There is no payment default clause; if a customer misses a payment, the dealer does not have to pay back the advance. If they gave them $10,000 instead of $11,000 the dealer is at a $1,000 disadvantage by using Credit Acceptance over other lenders. The difference is that once Credit Acceptance has collected $10,000 in payments, the dealer can earn back the fees associated with that contract, and will receive 80% of every payment made. This makes it more of a partnership with dealers which encourages them to give accurate information to allow the system to accurately assess the risk which affects how that contract performs. If that contract meets or exceeds expectations, dealers receive additional funds, as opposed to the funds which line the pockets of every other subprime lender who operate their business traditionally.
How does that change the dealer margin in the short term? Are used car dealers encouraged to effectively mark up the car?
The difference is you cannot mark it up because you will only get $12,000. You are limited based on what the lender will finance. Credit Acceptance allows dealers more control to structure deals because everything they do can increase or decrease the amount of risk on that loan. If a good credit customer gets a 60-month term and a bad credit customer gets a 36-month term, Credit Acceptance would offer 48 months. With any change to the car deal, dealers can see how it increases or decreases the risk.
As they make changes to the loan and decrease the associated risk, they are rewarded by getting funded more money. This trains dealers to build car deals in a manner which provides less risk for both parties and offers customers more affordable payments. With other lenders, when you lower your selling price, you give up profit margin, but with Credit Acceptance a dealer can lower the selling price by $1,000 and make $700 more up front on day one.

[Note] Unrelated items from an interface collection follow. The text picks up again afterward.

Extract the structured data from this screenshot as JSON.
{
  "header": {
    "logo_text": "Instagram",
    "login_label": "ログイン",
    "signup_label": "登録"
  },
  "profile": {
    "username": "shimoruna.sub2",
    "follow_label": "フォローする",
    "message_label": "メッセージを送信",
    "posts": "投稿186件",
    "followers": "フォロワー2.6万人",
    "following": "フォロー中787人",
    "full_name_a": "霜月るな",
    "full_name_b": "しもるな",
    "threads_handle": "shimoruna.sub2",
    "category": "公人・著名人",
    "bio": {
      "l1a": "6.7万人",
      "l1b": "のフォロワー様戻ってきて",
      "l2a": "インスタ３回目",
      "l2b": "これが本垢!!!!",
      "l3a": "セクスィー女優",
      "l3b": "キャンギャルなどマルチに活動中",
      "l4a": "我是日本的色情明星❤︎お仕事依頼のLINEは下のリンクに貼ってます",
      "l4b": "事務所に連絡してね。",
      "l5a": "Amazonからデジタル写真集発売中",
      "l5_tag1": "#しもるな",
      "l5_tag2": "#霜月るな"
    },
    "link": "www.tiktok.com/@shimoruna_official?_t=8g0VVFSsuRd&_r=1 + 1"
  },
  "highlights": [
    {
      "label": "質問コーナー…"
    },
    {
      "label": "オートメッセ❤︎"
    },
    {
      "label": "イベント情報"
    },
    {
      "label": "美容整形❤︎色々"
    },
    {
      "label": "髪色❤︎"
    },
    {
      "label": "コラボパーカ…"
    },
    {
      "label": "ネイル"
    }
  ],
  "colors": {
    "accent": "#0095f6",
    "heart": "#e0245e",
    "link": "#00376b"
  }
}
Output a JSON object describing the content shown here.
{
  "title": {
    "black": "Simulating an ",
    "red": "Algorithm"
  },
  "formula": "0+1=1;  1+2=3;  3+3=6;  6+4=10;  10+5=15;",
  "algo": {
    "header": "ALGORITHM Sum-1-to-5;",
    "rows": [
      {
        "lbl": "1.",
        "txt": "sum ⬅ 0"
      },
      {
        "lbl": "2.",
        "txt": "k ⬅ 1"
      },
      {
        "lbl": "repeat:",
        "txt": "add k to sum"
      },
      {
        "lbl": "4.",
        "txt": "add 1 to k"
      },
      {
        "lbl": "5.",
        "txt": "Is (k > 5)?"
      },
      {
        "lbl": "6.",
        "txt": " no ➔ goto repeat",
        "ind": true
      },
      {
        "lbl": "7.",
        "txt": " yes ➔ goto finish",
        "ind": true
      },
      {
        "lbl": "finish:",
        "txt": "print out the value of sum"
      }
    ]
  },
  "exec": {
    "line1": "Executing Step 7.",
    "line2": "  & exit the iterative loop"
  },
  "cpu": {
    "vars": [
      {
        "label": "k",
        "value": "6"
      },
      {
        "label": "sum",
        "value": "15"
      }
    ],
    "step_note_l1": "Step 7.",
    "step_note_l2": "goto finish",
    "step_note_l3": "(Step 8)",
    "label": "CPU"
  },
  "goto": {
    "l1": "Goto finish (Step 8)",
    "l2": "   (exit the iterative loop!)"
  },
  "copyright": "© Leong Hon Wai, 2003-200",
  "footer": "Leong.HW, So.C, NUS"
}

Lowering the price by $1,000 brings down the monthly payment by roughly $30, making it more affordable for the customer. They could lower the price by $700 but add a vehicle service contract, so if the vehicle breaks, it gets repaired and all the customer is at risk for is a $100 deductible instead of a $1,400 repair bill. They can now continue to make those loan payments without getting into a financial pinch. Credit Acceptance teaches dealers to create deals with less associated risk to achieve the best performance because that gets them more money up front and a bigger portion of profits later.
Why would dealers choose Credit Acceptance over other lenders?
A big part is knowing you will make more money later which creates stability. Many dealers run a buy here, pay here business and avoid banks. They collect all the interest and make money throughout the life of the loan, which is substantial with bad credit customers. On a long term 66 to 72 month loan, with high interest, there might be $10,000 in finance charges. Taking $2,000 less on day one, with a possibility of an extra $6,000 later, makes a huge difference.